Problem to work on: Give back every entry below, unchanged.

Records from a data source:
***

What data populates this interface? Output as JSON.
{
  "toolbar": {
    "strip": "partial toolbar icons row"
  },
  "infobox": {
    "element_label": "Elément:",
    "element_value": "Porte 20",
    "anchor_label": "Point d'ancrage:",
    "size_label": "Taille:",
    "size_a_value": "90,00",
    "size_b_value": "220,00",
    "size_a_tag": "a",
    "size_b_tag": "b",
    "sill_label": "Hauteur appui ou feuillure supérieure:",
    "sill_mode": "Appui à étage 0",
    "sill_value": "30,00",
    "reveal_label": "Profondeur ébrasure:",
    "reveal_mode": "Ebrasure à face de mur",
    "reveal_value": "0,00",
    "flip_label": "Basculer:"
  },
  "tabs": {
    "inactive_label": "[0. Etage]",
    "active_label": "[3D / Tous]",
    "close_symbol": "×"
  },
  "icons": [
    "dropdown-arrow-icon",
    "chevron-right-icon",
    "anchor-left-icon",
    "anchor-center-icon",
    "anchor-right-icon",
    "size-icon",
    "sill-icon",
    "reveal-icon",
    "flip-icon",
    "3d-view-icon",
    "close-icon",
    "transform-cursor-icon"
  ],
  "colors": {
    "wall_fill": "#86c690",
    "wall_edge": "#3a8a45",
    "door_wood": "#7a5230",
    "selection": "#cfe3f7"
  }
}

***

Result of this task:
What data populates this interface? Output as JSON.
{
  "toolbar": {
    "strip": "partial toolbar icons row"
  },
  "infobox": {
    "element_label": "Elément:",
    "element_value": "Porte 20",
    "anchor_label": "Point d'ancrage:",
    "size_label": "Taille:",
    "size_a_value": "90,00",
    "size_b_value": "220,00",
    "size_a_tag": "a",
    "size_b_tag": "b",
    "sill_label": "Hauteur appui ou feuillure supérieure:",
    "sill_mode": "Appui à étage 0",
    "sill_value": "30,00",
    "reveal_label": "Profondeur ébrasure:",
    "reveal_mode": "Ebrasure à face de mur",
    "reveal_value": "0,00",
    "flip_label": "Basculer:"
  },
  "tabs": {
    "inactive_label": "[0. Etage]",
    "active_label": "[3D / Tous]",
    "close_symbol": "×"
  },
  "icons": [
    "dropdown-arrow-icon",
    "chevron-right-icon",
    "anchor-left-icon",
    "anchor-center-icon",
    "anchor-right-icon",
    "size-icon",
    "sill-icon",
    "reveal-icon",
    "flip-icon",
    "3d-view-icon",
    "close-icon",
    "transform-cursor-icon"
  ],
  "colors": {
    "wall_fill": "#86c690",
    "wall_edge": "#3a8a45",
    "door_wood": "#7a5230",
    "selection": "#cfe3f7"
  }
}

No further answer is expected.